Totalization Agreements: International Social Security Tax Compliance

Looking ahead to retirement, an employee who meets one country’s basic social security eligibility requirements may receive benefits from that country. For example, a U.S. citizen will become qualified for U.S. social security benefits after earning forty credits (10 years total of work). If an employee or self-employed individual works long enough to meet the basic social security requirements of the U.S. and a foreign country, the employee may receive benefits from both countries, although benefits earned may be correspondingly reduced to prevent a windfall. What happens, however, when an employee or self-employed individual does not meet the basic social security requirements of any country because his or her time has been divided between working in the U.S. and working abroad? 

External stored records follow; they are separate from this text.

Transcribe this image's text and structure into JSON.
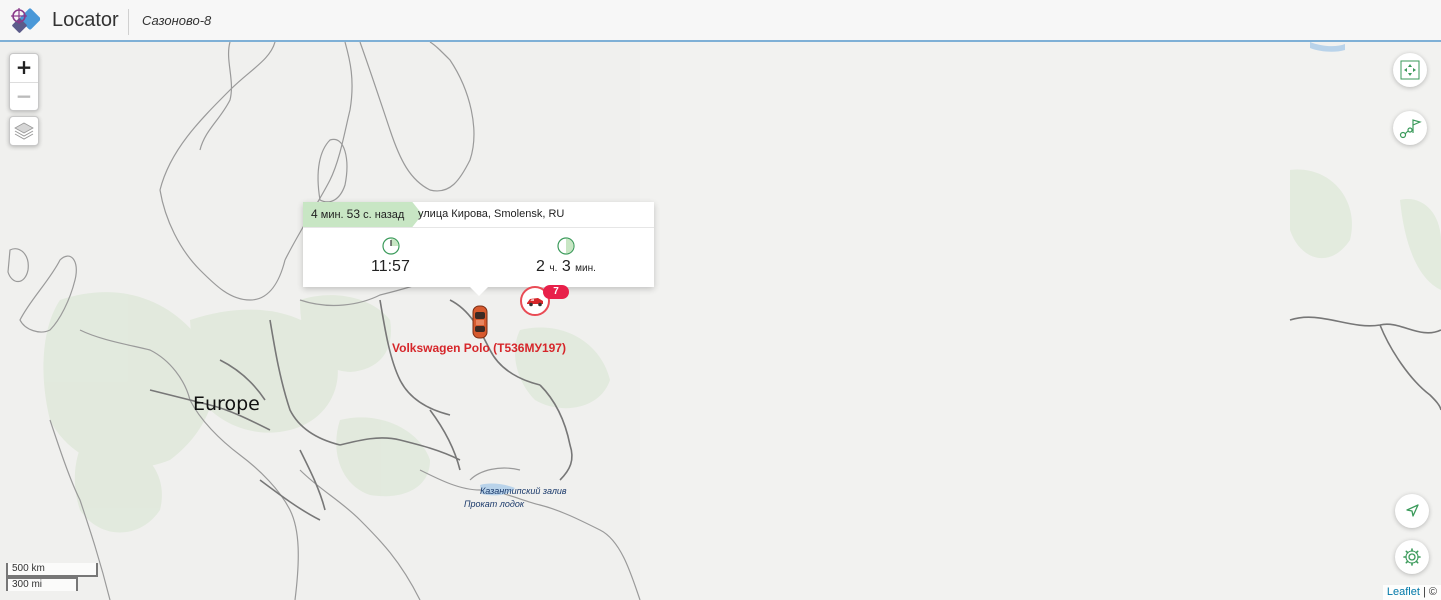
{
  "header": {
    "app_title": "Locator",
    "device_name": "Сазоново-8"
  },
  "map": {
    "zoom_in_label": "+",
    "zoom_out_label": "−",
    "region_label": "Europe",
    "sea_labels": [
      "Казантипский залив",
      "Прокат лодок"
    ]
  },
  "popup": {
    "ago_minutes": "4",
    "ago_min_unit": "мин.",
    "ago_seconds": "53",
    "ago_sec_unit": "с. назад",
    "address": "улица Кирова, Smolensk, RU",
    "time": "11:57",
    "duration_hours": "2",
    "duration_hours_unit": "ч.",
    "duration_minutes": "3",
    "duration_minutes_unit": "мин."
  },
  "vehicle": {
    "name": "Volkswagen Polo (Т536МУ197)",
    "color": "#d6262a"
  },
  "cluster": {
    "count": "7",
    "color": "#e8204a"
  },
  "scale": {
    "km": "500 km",
    "mi": "300 mi"
  },
  "attribution": {
    "link": "Leaflet",
    "rest": "| ©"
  },
  "controls": {
    "right": [
      "fit-bounds-icon",
      "route-flag-icon",
      "locate-arrow-icon",
      "settings-gear-icon"
    ],
    "left": [
      "zoom-in",
      "zoom-out",
      "layers-icon"
    ]
  }
}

“Millionaire” Employment Tax: Could This Be Your Nonprofit?

How much is too much compensation for nonprofit executives? Many nonprofits face the opposite challenge, with below-market pay provided to key leaders who are willing to make financial sacrifices.  A new tax law nonetheless aims to curb abuses of Section 501(c)(3) organizations offering either very high salaries or too generous severance pay upon departure. The penalty?  A 21% excise tax on the amount deemed to be excessive compensation. Nonprofits thus may continue with such compensation largesse, but only if they pay Uncle Sam too. 

Oral Argument Heard: For and Against the Clergy Housing Allowance

On October 24, 2018, a three-judge panel of the federal Seventh Circuit Court of Appeals heard oral arguments in Gaylor v. Mnuchin, a tax case brought by the Freedom From Religion Foundation (FFRF) and its individual leaders challenging the constitutionality of tax exemption for the venerable clergy housing allowance. Attorneys from the U.S. Department of Justice (DOJ) for U.S. Treasury Secretary and the IRS Commissioner, as well as a group of religious intervenors, urged the court to uphold the exemption and defended its basis in the Constitution and related religious liberty jurisprudence. Attorneys for FFRF and a group of opposing tax professors contended that the allowance favors religion in violation of the First Amendment.